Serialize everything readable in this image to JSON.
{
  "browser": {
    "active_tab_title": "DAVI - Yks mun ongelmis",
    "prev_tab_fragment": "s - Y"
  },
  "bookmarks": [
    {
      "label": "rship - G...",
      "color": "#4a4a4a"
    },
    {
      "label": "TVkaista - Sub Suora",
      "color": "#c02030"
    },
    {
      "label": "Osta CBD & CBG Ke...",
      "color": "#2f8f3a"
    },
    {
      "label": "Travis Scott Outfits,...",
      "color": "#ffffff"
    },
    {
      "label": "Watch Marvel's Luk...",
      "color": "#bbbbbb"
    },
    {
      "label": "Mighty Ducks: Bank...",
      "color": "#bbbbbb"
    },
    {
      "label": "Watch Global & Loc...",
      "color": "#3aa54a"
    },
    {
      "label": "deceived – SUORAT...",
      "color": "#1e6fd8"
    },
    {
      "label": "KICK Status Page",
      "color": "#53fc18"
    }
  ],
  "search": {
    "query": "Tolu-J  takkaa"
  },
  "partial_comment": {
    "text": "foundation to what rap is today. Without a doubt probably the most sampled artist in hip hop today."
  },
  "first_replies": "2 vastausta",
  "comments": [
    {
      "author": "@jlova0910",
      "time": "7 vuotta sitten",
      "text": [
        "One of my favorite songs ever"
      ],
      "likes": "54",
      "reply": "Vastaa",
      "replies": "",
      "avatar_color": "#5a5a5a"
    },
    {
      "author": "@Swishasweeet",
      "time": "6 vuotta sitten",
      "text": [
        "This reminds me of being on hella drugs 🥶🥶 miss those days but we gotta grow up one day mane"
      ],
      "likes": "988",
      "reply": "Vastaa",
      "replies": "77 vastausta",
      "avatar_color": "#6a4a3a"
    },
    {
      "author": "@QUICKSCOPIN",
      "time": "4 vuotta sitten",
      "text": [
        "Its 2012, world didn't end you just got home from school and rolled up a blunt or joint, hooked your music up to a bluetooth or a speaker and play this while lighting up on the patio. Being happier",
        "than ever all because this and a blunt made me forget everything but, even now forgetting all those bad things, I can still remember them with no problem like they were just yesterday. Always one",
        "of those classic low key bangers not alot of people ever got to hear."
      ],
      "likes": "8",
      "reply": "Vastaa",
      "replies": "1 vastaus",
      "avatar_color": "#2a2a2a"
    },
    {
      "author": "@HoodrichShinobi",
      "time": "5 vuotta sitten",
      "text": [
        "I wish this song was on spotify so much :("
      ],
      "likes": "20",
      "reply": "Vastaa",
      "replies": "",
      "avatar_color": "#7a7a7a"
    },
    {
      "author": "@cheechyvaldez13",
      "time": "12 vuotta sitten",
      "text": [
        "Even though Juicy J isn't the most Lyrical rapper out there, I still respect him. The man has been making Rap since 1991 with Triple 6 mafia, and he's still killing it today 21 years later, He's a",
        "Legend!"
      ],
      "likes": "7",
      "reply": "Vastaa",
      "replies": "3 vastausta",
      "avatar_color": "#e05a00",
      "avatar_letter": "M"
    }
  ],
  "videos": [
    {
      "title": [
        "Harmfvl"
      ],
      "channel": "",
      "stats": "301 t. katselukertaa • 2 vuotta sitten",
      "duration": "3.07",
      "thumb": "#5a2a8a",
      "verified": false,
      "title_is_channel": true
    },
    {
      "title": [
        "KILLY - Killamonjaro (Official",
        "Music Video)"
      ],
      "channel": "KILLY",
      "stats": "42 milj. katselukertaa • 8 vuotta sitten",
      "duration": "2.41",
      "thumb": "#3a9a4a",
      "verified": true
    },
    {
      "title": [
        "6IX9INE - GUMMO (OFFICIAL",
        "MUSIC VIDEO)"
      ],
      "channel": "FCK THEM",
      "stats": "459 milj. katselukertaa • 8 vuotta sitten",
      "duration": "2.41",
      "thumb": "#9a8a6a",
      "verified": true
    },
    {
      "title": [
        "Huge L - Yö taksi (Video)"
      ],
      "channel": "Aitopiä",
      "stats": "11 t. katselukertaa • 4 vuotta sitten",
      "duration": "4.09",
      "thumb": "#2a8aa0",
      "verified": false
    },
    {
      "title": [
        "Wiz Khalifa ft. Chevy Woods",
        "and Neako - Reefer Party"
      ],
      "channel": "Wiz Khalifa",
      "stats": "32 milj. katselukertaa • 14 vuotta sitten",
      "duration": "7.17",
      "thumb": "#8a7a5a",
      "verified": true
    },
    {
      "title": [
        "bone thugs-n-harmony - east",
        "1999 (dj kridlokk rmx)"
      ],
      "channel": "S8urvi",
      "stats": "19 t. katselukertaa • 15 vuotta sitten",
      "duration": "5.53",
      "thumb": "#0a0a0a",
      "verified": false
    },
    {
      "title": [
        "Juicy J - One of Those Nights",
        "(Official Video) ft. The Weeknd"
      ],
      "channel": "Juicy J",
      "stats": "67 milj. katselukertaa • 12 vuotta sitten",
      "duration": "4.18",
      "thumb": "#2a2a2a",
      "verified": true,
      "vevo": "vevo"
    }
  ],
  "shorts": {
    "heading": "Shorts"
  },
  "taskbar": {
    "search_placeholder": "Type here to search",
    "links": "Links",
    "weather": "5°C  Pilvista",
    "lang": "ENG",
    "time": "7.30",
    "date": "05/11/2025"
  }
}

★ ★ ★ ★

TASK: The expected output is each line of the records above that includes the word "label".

YOUR RESPONSE:
      "label": "rship - G...",
      "label": "TVkaista - Sub Suora",
      "label": "Osta CBD & CBG Ke...",
      "label": "Travis Scott Outfits,...",
      "label": "Watch Marvel's Luk...",
      "label": "Mighty Ducks: Bank...",
      "label": "Watch Global & Loc...",
      "label": "deceived – SUORAT...",
      "label": "KICK Status Page",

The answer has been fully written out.